╭──

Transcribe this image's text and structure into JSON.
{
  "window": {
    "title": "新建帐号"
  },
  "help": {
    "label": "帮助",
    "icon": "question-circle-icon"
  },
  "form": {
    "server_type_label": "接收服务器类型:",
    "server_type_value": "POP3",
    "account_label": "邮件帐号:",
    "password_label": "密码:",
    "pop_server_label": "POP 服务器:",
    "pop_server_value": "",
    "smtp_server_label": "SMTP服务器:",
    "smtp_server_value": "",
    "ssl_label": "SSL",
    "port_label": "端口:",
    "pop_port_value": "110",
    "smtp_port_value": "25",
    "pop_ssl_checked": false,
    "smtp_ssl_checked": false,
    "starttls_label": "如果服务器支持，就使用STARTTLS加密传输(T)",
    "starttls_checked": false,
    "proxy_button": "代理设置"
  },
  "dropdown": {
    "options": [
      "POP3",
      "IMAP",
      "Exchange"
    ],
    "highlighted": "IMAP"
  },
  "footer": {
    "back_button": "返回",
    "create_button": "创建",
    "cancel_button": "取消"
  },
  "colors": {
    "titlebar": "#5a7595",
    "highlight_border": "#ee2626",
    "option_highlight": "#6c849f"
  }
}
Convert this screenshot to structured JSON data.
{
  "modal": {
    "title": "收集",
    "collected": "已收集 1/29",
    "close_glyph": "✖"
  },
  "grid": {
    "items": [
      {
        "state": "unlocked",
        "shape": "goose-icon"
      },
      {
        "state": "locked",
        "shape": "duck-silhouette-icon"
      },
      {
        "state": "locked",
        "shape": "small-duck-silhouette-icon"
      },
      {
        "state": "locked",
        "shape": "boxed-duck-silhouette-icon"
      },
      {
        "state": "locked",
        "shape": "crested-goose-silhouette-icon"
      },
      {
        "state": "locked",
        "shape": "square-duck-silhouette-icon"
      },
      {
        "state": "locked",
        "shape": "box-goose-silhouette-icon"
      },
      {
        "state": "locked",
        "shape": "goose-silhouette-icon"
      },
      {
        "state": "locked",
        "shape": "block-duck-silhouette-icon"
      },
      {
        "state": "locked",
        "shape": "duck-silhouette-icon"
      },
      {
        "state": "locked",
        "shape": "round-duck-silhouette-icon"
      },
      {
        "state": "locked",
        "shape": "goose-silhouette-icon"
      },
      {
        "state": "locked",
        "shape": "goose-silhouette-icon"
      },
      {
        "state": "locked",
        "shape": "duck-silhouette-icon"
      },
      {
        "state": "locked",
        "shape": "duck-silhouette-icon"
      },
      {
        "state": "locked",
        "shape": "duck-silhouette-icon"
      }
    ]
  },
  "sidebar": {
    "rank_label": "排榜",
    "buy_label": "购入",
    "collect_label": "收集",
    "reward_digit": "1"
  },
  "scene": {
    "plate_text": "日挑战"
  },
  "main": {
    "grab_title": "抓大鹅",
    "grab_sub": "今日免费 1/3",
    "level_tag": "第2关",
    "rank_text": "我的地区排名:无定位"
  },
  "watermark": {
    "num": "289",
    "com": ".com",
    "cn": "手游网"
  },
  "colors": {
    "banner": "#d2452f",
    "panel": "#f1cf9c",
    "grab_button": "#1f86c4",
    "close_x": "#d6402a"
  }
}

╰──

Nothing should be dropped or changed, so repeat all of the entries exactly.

Transcribe this image's text and structure into JSON.
{
  "window": {
    "title": "新建帐号"
  },
  "help": {
    "label": "帮助",
    "icon": "question-circle-icon"
  },
  "form": {
    "server_type_label": "接收服务器类型:",
    "server_type_value": "POP3",
    "account_label": "邮件帐号:",
    "password_label": "密码:",
    "pop_server_label": "POP 服务器:",
    "pop_server_value": "",
    "smtp_server_label": "SMTP服务器:",
    "smtp_server_value": "",
    "ssl_label": "SSL",
    "port_label": "端口:",
    "pop_port_value": "110",
    "smtp_port_value": "25",
    "pop_ssl_checked": false,
    "smtp_ssl_checked": false,
    "starttls_label": "如果服务器支持，就使用STARTTLS加密传输(T)",
    "starttls_checked": false,
    "proxy_button": "代理设置"
  },
  "dropdown": {
    "options": [
      "POP3",
      "IMAP",
      "Exchange"
    ],
    "highlighted": "IMAP"
  },
  "footer": {
    "back_button": "返回",
    "create_button": "创建",
    "cancel_button": "取消"
  },
  "colors": {
    "titlebar": "#5a7595",
    "highlight_border": "#ee2626",
    "option_highlight": "#6c849f"
  }
}
Convert this screenshot to structured JSON data.
{
  "modal": {
    "title": "收集",
    "collected": "已收集 1/29",
    "close_glyph": "✖"
  },
  "grid": {
    "items": [
      {
        "state": "unlocked",
        "shape": "goose-icon"
      },
      {
        "state": "locked",
        "shape": "duck-silhouette-icon"
      },
      {
        "state": "locked",
        "shape": "small-duck-silhouette-icon"
      },
      {
        "state": "locked",
        "shape": "boxed-duck-silhouette-icon"
      },
      {
        "state": "locked",
        "shape": "crested-goose-silhouette-icon"
      },
      {
        "state": "locked",
        "shape": "square-duck-silhouette-icon"
      },
      {
        "state": "locked",
        "shape": "box-goose-silhouette-icon"
      },
      {
        "state": "locked",
        "shape": "goose-silhouette-icon"
      },
      {
        "state": "locked",
        "shape": "block-duck-silhouette-icon"
      },
      {
        "state": "locked",
        "shape": "duck-silhouette-icon"
      },
      {
        "state": "locked",
        "shape": "round-duck-silhouette-icon"
      },
      {
        "state": "locked",
        "shape": "goose-silhouette-icon"
      },
      {
        "state": "locked",
        "shape": "goose-silhouette-icon"
      },
      {
        "state": "locked",
        "shape": "duck-silhouette-icon"
      },
      {
        "state": "locked",
        "shape": "duck-silhouette-icon"
      },
      {
        "state": "locked",
        "shape": "duck-silhouette-icon"
      }
    ]
  },
  "sidebar": {
    "rank_label": "排榜",
    "buy_label": "购入",
    "collect_label": "收集",
    "reward_digit": "1"
  },
  "scene": {
    "plate_text": "日挑战"
  },
  "main": {
    "grab_title": "抓大鹅",
    "grab_sub": "今日免费 1/3",
    "level_tag": "第2关",
    "rank_text": "我的地区排名:无定位"
  },
  "watermark": {
    "num": "289",
    "com": ".com",
    "cn": "手游网"
  },
  "colors": {
    "banner": "#d2452f",
    "panel": "#f1cf9c",
    "grab_button": "#1f86c4",
    "close_x": "#d6402a"
  }
}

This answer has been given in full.